Mike Napoli does something very few players who wear the tools of ignorance can do – he strikes fear into pitchers when he strides to the dish. It’s fair to point out that he isn’t a fantastic defender, he’s certainly competent, but when his potent bat is added to the mix he’s one of the unique weapons at the catcher position (it should be noted that he’s also played a lot of first base the past three years). Add in that he was born on Halloween and he has to be a great player, right? Don’t tell that to people that owned Napoli in 2012 though as his effort was seen as a whopper of a downer after his massive 2011 effort (.320-30-75 with a 1.046 OPS). I’m here to tell you though that his ’12 production was right in line with expectations, that is unless you were expecting too much as most of us were.
NOTE: For those of you living in a cave, Napoli signed a three year deal with the Red Sox for a reported $39 million. They plan on slotting him at first base on most days, though he will still see some time behind the dish.
As I pointed out in my 2012 Positional Review of Catchers, Napoli’s power stroke in 2012 was exactly what you should have expected. From 2008-11 he averaged 24 homers. In 2012 he hit 24 homers. Of course people were disappointed when he failed to match his career best total of 30 homers from 2011, but as I always touch on with players, many times their “failures” are based on our unrealistic expectations. Napoli is the poster boy for out of control expectations. How is a guy who matches his previous four year average in anything seen as a disappointment? The real problem is that Napoli can’t convince anyone to give him at-bats. Only once has he been given 400 at-bats in a season, and that’s what’s holding down his power output, not a lack of talent. That will likely change this year in Boston. More on that in a moment.

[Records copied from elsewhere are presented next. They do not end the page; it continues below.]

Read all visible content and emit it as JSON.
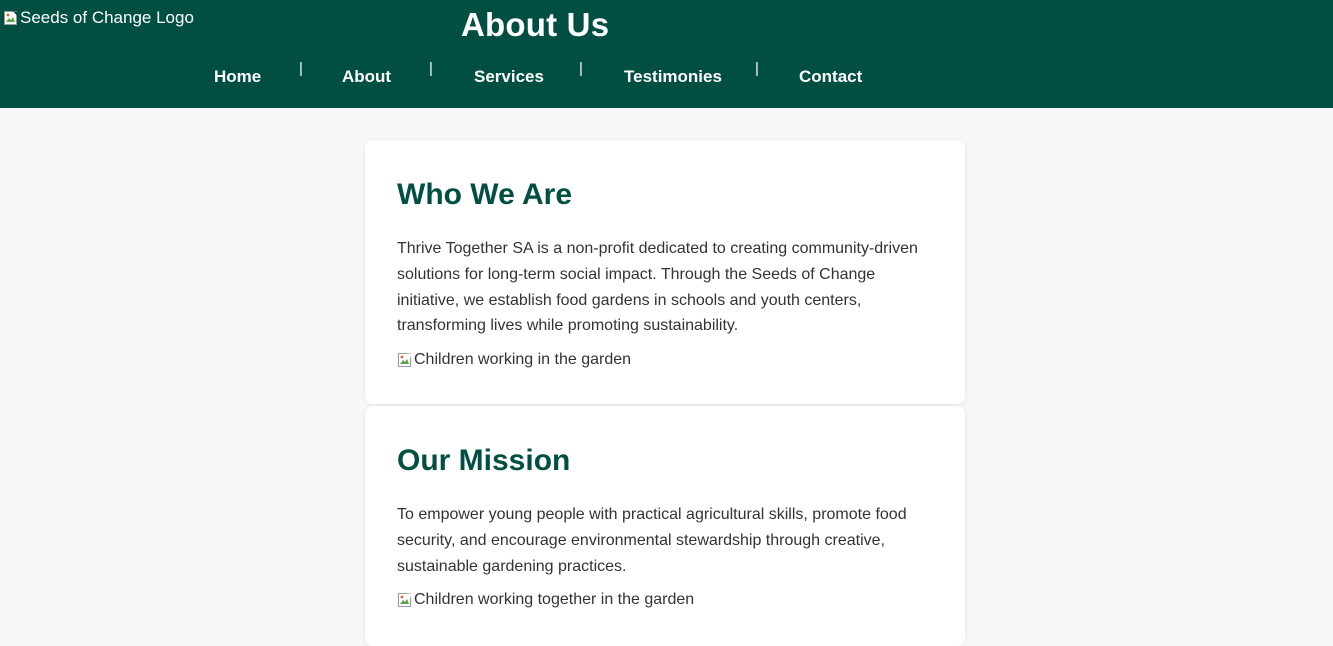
{
  "header": {
    "logo_alt": "Seeds of Change Logo",
    "title": "About Us",
    "nav": {
      "items": [
        "Home",
        "About",
        "Services",
        "Testimonies",
        "Contact"
      ],
      "separator": "|"
    },
    "background_color": "#004f42"
  },
  "sections": [
    {
      "heading": "Who We Are",
      "body": "Thrive Together SA is a non-profit dedicated to creating community-driven solutions for long-term social impact. Through the Seeds of Change initiative, we establish food gardens in schools and youth centers, transforming lives while promoting sustainability.",
      "image_alt": "Children working in the garden"
    },
    {
      "heading": "Our Mission",
      "body": "To empower young people with practical agricultural skills, promote food security, and encourage environmental stewardship through creative, sustainable gardening practices.",
      "image_alt": "Children working together in the garden"
    }
  ],
  "colors": {
    "accent": "#004f42",
    "page_background": "#f8f8f8",
    "card_background": "#ffffff",
    "text": "#333333"
  },
  "icons": {
    "broken_image": "broken-image-icon"
  }
}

Napoli saw his RBI total dip from 75 to 56, so again, total failure right? Well, not really. From 2008-10 Napoli averaged 58 RBIs a season. Just like with the homers, this really wasn’t as big a drop off as many suspected.
Napoli’s runs scored drop from 72 to 53 is discouraging. Still, as with his HR/RBI totals, you should have expected a fall off. Not only did his OBP go down, more on that in a second, but he was never a big run producer before. In fact, from 2008-10 Napoli averaged exactly… 53 runs a season.
‘But what about the batting average Ray, how in the world can you explain a .093 point drop and make us feel good about it?’ Other than the .320 average in 2011, Napoli has never hit .275 in a season (that’s six other seasons under .275). Napoli also owns a career .259 batting average. So let’s put it this way. Which number, .320 or .227, is further from his career mark? His .227 batting average last season is .032 points off his career mark while his .320 batting average in ’11 is .061 points off. That’s nearly double the difference from his 2012 mark to his career average. Looking at it that way, which number is the outlier? Exactly.
Napoli saw his OBP tank in ’12 from his career best .414 down to .343. Again, which of those two numbers fits in better with his career given that his career mark is .356? I’m concerned that his K-rate exploded, it was 30 percent last season (25.4 for his career) and that didn’t help matters at all, but the fact is that his 0.45 BB/K rate was right on his career 0.47 mark. Again, 2011 was the outlier, not 2012.
I won’t even bother going through the same analysis for his SLG percentage. I’ll just list the numbers and let you draw your own conclusions: .631 in 2011, .469 in 2012, .507 for his career.
Let me boil this down for you. The 2011 season is the outlier, not everything else Napoli has done for his career. He will never hit .320 again. He will never have a .414 OBP again. He will never have a .631 SLG again. He will never have a 1.046 OPS again. If he could get 500 at-bats he could easily challenge his counting number career bests (30 HR, 75 RBIs and 72 runs scored), and it certainly sounds like the Red Sox plan on giving him those at-bats this season, but the ratio marks are out of reach (this is likely the best time to own Napoli in the fantasy game as a catcher eligible player looking at 500+ ABs). So stop doing what everyone is doing with Napoli – comparing himself to his ’11 career effort. If you remove the season from the back of his ball card his 2012 season shouldn’t be seen as anything other than a solid effort from a power hitting catcher. It’s not Napoli’s fault that your expectations for him were unreasonable heading into 2012, so get over it.
By Ray Flowers